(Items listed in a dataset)
-- -- --

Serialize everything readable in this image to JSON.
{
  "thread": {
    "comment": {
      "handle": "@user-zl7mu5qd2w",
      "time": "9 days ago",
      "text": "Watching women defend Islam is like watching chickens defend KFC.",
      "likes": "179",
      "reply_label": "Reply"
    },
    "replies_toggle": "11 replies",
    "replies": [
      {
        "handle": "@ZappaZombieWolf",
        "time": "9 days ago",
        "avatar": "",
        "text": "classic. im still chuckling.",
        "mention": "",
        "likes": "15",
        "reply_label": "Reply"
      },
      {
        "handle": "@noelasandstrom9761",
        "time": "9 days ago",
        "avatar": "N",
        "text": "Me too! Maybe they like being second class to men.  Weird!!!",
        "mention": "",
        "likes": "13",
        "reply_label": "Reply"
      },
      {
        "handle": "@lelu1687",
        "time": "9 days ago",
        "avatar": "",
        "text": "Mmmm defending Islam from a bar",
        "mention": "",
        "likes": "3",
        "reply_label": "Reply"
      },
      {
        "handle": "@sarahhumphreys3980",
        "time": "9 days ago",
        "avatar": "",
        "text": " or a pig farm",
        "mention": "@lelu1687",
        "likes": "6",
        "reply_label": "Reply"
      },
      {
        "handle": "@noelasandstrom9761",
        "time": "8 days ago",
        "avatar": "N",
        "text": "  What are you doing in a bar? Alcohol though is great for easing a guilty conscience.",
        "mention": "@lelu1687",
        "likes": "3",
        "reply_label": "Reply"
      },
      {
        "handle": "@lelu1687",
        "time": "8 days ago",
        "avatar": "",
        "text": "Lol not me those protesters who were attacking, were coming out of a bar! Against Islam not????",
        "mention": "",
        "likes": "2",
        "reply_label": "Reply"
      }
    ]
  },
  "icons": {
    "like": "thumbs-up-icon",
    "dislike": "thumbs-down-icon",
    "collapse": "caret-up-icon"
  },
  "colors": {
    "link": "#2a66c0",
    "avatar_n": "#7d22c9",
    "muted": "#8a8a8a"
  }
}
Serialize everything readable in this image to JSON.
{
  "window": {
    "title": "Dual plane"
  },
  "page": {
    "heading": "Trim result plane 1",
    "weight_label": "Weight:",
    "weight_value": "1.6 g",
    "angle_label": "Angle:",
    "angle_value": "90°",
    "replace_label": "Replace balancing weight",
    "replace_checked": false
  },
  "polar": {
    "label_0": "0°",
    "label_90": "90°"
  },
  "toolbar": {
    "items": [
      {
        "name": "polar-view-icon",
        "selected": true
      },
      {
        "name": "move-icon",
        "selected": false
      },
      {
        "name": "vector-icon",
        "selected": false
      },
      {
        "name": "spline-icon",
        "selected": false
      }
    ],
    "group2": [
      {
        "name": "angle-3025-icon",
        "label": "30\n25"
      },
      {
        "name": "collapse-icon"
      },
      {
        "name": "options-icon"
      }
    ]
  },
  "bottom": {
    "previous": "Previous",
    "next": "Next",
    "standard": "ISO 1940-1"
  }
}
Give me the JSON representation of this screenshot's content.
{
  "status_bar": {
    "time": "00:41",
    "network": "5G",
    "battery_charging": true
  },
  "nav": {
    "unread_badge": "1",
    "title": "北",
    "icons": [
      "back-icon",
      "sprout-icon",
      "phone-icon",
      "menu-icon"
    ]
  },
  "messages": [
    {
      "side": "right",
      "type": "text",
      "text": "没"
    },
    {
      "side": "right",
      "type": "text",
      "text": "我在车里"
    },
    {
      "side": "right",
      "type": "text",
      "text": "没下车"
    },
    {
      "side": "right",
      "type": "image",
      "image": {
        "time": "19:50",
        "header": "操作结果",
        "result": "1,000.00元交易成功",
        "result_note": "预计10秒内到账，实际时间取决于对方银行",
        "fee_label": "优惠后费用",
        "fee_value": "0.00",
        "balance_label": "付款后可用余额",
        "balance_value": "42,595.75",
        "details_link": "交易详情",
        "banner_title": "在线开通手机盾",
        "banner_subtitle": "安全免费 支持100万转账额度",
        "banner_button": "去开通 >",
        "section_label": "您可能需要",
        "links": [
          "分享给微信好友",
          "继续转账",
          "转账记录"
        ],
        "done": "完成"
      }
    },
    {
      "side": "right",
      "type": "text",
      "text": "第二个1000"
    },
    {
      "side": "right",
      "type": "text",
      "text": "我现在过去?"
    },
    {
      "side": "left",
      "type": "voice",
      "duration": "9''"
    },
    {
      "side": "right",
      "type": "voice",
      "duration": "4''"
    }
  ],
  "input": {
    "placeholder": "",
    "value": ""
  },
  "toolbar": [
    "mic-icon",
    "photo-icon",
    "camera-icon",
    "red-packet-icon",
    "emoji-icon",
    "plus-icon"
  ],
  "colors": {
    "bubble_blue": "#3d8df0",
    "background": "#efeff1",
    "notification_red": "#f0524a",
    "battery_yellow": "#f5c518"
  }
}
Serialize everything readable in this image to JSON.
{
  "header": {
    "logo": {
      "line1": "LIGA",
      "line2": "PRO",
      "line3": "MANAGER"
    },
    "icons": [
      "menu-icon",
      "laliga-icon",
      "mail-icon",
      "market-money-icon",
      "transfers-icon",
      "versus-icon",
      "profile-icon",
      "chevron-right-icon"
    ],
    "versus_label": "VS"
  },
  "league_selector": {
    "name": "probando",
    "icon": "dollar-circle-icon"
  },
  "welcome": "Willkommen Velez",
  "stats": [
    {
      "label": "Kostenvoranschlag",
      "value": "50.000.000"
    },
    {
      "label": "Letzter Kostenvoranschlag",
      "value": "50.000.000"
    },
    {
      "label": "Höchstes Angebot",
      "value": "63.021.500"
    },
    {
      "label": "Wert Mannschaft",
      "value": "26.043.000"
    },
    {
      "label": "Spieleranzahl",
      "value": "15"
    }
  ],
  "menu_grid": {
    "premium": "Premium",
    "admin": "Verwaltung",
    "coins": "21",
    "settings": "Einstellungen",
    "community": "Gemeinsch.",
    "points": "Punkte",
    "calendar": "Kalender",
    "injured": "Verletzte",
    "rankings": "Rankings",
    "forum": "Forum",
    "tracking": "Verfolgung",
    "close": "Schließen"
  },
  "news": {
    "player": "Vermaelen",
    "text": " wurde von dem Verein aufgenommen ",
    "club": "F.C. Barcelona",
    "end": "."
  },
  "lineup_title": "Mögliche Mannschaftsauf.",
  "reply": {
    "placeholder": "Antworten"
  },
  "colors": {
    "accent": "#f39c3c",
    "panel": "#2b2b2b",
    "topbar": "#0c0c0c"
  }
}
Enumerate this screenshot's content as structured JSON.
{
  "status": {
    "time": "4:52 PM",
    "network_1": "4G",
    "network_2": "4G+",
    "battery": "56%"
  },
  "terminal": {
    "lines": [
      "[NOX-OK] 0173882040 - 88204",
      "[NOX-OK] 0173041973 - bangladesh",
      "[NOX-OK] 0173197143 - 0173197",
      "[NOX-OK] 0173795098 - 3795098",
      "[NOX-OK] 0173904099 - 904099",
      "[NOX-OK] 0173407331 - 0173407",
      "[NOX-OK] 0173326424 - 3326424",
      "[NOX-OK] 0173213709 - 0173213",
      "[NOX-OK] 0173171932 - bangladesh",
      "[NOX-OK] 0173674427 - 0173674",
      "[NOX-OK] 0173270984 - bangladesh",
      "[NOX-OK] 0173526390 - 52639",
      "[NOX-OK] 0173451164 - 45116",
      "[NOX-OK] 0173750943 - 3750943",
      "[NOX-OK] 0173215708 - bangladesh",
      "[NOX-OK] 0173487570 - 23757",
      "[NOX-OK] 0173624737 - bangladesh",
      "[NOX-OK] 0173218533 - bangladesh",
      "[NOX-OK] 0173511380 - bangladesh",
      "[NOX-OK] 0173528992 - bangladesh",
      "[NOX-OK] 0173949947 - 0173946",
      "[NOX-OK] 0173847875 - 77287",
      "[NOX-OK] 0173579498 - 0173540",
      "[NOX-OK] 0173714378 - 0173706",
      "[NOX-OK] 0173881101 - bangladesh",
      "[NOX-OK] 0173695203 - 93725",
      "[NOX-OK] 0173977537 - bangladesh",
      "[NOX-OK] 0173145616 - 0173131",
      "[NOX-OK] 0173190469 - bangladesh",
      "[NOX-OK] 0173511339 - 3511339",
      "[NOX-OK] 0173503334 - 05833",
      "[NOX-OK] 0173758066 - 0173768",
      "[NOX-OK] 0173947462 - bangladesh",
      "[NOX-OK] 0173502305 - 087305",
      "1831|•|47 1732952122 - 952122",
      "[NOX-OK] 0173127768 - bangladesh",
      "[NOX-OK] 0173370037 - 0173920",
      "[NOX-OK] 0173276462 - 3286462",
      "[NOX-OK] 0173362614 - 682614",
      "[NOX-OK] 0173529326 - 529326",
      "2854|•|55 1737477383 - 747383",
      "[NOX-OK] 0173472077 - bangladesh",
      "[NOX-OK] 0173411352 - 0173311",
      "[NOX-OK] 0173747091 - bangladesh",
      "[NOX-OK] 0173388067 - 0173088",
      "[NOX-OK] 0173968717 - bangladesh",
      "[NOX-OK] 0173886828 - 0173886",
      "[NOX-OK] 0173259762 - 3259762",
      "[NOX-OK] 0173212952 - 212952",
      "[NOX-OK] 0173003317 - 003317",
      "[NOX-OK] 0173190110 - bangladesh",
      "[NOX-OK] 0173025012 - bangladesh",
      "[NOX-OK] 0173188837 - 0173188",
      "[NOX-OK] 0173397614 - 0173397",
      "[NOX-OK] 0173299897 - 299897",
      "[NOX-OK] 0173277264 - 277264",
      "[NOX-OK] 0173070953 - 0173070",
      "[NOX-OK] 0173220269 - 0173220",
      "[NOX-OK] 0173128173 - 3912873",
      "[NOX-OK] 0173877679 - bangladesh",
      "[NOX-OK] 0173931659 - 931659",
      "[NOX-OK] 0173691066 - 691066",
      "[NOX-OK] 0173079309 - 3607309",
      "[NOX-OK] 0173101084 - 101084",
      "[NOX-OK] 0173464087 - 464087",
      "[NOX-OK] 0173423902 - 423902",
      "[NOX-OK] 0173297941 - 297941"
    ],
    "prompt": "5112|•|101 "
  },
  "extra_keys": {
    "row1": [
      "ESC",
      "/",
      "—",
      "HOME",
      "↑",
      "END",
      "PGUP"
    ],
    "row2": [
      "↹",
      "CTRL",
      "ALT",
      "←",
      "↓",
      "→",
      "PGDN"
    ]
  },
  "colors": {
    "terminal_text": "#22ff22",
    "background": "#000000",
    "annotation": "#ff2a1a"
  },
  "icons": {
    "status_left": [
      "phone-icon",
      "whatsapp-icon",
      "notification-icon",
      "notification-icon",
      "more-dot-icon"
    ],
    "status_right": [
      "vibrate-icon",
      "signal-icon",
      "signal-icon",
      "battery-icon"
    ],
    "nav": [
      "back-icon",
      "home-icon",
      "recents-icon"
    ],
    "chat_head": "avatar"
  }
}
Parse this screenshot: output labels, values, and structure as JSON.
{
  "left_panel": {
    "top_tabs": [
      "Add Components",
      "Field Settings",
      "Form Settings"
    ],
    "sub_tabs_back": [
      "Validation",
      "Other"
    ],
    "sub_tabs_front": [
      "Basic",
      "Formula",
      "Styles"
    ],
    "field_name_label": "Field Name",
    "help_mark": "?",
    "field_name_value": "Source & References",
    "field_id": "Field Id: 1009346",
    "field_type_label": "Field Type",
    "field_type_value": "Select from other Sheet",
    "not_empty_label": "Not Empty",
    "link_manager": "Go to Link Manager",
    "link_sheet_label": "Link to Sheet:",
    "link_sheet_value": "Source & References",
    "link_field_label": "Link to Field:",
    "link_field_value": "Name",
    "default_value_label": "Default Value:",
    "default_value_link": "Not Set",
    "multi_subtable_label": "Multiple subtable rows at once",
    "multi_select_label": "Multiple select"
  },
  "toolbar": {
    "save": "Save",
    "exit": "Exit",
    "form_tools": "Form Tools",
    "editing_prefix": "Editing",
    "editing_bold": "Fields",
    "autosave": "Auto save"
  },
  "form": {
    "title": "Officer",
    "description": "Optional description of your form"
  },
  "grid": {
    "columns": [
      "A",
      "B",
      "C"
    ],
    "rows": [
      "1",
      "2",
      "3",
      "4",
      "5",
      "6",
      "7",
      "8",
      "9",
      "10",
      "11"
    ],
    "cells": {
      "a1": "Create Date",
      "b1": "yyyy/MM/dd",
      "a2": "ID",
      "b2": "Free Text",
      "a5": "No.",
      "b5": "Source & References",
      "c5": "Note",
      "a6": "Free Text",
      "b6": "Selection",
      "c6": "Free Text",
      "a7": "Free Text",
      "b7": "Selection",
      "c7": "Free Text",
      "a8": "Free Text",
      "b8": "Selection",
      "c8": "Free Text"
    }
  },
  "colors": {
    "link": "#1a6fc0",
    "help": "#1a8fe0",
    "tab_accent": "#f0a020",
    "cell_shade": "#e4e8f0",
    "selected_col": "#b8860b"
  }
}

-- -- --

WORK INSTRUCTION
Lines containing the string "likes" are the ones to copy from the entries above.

SOLUTION
      "likes": "179",
        "likes": "15",
        "likes": "13",
        "likes": "3",
        "likes": "6",
        "likes": "3",
        "likes": "2",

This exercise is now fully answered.